A study by the National Bureau of Economic Research by researchers from Harvard University and Columbia University finds that the value-added (VA) approach accurately measures teachers’ impacts on student test scores. Following changes in teaching staff, the study finds that “when a high VA teacher joins a school, test scores rise immediately in the grade taught by that teacher; when a high VA teacher leaves, test scores fall. Test scores change only in the subject taught by that teacher, and the size of the change in scores matches what we predict based on the teacher’s VA. These results establish that VA accurately captures teachers’ impacts on students’ academic achievement and thereby reconcile the conflicting conclusions” of other researchers. Additionally, high value-added teachers improved their students’ long-term outcomes as students with higher VA teachers are “more likely to attend college, earn higher salaries, live in better neighborhoods, and save more for retirement.” Supported by these two key findings, the authors state that “teachers’ impacts on students are substantial.”
As we can see by this research as well as a wealth of additional research, rigorous research studies establish the connections between teacher quality and student achievement.
We know that big data is a tool to drive innovation in education and that teacher quality impacts student achievement. So how can we use big data to improve teacher quality with the ultimate goal of increasing student achievement?
A recent Forbes article on the use of big data in school districts nationwide identified key applications of big data to better prepare our nation’s schools to make data-driven decisions that impact student achievement. The Forbes article highlights the value of research to enable our education leaders to make data-driven decisions to impact student achievement through adaptive learning innovations, increasing educational donations, tracking long-term outcomes, and predicting teacher success.
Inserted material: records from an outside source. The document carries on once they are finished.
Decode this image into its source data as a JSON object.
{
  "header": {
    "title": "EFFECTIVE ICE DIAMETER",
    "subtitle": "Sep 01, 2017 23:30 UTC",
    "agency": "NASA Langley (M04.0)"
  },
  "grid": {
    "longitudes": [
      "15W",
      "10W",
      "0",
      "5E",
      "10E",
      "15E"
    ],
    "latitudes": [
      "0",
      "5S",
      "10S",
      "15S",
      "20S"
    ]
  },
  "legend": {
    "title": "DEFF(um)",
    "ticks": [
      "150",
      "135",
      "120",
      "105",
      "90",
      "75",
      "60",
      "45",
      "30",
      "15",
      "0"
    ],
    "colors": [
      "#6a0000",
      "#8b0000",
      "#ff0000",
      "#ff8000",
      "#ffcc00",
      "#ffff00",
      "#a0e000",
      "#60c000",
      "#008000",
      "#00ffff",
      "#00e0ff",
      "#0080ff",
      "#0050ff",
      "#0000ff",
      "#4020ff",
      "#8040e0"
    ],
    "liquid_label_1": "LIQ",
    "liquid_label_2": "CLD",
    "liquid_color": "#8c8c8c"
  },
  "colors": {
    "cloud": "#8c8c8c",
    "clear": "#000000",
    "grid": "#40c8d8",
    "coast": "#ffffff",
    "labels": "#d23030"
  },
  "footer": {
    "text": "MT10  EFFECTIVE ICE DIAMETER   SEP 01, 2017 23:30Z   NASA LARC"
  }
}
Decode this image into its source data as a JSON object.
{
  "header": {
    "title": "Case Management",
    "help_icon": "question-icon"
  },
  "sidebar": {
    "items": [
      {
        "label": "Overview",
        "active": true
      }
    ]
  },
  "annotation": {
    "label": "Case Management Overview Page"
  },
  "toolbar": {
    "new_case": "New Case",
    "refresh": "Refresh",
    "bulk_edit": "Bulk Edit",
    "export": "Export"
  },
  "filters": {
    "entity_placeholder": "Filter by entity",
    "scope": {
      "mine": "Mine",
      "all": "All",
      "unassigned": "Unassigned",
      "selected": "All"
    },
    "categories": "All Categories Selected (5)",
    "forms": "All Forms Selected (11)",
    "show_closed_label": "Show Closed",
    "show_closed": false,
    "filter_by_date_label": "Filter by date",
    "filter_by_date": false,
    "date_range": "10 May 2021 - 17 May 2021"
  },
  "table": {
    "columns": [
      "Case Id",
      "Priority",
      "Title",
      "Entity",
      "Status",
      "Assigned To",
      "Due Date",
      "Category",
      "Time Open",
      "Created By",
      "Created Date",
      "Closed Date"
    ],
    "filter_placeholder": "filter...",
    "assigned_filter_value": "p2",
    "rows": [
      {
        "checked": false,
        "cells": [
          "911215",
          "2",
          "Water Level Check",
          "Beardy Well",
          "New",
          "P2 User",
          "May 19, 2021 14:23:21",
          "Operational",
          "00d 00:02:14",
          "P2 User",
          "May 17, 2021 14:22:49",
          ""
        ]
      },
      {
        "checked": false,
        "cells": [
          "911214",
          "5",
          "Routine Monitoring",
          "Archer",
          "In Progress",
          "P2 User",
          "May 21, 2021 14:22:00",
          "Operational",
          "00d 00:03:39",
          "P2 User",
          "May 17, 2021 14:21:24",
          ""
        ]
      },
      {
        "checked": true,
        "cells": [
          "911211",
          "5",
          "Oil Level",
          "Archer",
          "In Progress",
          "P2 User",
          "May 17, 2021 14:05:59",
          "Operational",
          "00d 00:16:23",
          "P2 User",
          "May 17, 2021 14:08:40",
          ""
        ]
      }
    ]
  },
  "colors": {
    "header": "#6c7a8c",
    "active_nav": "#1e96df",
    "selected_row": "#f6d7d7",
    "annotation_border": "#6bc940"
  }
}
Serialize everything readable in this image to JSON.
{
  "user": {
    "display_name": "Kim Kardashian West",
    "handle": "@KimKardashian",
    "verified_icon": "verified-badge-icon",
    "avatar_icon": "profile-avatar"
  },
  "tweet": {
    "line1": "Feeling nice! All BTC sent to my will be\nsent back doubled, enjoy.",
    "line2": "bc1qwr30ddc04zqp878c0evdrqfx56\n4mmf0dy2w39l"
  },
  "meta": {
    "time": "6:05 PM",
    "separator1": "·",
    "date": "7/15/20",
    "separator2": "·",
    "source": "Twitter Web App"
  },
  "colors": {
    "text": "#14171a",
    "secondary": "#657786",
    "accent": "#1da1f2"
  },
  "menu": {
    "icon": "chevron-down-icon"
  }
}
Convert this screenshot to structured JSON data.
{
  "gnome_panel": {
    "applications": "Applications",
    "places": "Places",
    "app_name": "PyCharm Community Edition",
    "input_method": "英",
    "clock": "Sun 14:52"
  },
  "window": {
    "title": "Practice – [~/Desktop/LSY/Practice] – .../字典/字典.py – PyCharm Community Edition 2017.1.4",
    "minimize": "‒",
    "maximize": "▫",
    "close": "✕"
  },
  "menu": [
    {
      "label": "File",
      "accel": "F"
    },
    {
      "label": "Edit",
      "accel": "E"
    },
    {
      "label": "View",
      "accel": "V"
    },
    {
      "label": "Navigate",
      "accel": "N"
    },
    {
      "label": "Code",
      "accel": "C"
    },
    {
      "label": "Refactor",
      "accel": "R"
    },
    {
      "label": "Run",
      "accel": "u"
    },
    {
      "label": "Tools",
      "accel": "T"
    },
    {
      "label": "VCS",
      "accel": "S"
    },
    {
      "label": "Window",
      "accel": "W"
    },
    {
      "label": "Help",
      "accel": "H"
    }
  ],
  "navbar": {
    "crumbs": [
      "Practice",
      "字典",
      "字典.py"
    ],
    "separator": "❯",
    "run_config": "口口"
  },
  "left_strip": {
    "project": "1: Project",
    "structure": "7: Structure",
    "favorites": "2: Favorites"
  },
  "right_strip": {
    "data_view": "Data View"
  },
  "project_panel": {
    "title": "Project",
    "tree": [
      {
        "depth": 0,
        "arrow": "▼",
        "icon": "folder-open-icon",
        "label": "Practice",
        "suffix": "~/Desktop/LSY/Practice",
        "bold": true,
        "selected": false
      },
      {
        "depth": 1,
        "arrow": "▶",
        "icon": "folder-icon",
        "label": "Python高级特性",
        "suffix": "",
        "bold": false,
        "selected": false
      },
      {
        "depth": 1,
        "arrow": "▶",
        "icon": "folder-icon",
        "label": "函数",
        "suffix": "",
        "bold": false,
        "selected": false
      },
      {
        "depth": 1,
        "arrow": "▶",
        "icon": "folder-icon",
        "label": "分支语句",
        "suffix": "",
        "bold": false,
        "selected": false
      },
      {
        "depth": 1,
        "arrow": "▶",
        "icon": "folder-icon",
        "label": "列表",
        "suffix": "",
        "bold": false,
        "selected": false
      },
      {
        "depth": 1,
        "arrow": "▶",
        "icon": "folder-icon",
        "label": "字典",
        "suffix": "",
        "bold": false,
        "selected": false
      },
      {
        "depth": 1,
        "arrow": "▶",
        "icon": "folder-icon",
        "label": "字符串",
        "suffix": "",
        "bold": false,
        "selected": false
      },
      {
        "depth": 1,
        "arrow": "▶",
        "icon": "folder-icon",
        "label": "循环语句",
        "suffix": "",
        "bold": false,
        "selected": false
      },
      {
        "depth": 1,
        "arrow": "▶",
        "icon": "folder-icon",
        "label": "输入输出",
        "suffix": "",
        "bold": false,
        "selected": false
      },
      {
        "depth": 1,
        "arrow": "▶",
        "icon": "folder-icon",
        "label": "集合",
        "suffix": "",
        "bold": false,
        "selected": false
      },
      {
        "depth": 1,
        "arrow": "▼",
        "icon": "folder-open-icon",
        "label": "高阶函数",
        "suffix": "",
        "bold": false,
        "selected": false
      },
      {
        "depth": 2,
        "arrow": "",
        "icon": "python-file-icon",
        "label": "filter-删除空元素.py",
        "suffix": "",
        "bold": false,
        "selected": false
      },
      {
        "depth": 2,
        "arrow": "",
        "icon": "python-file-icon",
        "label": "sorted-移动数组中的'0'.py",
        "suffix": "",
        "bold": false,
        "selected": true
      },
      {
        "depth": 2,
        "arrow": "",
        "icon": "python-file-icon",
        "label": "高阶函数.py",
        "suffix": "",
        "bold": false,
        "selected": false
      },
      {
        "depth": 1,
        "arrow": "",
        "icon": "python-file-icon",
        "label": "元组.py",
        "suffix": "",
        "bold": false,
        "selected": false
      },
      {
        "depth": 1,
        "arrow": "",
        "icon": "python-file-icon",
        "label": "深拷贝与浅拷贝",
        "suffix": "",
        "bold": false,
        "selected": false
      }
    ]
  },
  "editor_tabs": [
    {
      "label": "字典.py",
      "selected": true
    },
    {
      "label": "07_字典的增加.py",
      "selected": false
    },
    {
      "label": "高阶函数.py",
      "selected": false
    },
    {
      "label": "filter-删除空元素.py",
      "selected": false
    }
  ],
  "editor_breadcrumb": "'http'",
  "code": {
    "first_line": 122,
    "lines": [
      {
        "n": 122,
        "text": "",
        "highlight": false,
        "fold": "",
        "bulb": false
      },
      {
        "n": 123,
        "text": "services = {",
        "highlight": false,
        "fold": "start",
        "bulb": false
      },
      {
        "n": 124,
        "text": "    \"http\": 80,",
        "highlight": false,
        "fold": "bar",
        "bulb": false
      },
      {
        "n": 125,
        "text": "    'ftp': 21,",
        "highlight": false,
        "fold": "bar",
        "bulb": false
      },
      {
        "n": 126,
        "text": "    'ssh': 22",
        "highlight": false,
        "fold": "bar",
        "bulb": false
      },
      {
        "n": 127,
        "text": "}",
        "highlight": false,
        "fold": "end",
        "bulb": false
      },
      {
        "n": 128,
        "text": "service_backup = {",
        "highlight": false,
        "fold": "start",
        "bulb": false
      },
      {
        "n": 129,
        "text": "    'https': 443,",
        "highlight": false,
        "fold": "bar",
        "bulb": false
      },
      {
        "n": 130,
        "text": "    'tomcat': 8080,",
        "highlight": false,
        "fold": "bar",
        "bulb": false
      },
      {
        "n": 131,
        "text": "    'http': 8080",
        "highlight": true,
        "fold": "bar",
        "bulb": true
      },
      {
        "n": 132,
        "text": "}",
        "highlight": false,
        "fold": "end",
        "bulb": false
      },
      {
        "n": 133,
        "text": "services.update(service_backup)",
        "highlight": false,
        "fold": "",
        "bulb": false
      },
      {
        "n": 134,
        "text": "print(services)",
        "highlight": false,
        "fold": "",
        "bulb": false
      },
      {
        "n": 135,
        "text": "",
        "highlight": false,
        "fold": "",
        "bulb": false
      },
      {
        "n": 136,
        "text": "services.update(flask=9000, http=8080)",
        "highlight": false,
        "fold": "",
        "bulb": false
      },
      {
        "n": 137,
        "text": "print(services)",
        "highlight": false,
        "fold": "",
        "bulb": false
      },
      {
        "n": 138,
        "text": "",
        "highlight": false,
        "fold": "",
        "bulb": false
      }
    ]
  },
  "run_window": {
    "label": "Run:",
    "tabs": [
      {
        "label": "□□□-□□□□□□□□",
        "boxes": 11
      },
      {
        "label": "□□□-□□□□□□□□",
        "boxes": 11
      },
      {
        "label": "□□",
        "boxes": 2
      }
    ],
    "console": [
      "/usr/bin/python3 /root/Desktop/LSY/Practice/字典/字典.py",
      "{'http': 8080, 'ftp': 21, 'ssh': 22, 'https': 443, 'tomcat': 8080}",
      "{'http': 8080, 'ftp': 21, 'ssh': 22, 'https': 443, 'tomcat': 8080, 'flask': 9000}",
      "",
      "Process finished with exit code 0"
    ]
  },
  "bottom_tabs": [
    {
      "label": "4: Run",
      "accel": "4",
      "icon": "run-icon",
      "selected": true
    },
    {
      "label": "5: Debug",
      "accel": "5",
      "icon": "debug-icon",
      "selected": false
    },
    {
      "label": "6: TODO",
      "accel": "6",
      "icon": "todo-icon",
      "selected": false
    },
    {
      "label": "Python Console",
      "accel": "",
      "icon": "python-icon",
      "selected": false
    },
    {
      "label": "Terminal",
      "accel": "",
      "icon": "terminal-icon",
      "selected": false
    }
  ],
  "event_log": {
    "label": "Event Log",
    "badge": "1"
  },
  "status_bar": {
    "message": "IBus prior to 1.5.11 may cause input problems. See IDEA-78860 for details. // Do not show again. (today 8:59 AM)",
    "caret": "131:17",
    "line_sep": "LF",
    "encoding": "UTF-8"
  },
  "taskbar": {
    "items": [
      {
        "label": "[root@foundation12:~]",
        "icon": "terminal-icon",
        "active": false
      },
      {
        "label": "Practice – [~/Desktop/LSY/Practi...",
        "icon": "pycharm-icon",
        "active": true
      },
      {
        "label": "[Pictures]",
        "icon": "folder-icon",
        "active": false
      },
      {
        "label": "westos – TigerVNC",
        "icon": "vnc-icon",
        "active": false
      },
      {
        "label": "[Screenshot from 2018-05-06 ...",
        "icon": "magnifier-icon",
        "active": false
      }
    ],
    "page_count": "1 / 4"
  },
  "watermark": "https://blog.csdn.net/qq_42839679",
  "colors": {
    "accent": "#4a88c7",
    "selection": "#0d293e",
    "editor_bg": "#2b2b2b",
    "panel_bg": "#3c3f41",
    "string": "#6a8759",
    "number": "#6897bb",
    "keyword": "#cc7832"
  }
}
Building off the final initiative featured in the article – predicting teacher success – how can we use big data to better predict the success that teachers will have in the classroom? What role can big data play in improving teacher quality relating to the training of future teachers, the teacher hiring process, and improving professional development for teachers?
This is an exciting time for education research as these connections are made and big data is used in new and innovative ways to impact student achievement. The power, then, that this knowledge provides will no doubt further enable our education leaders to make well-evidenced, data-driven decisions to advance student achievement.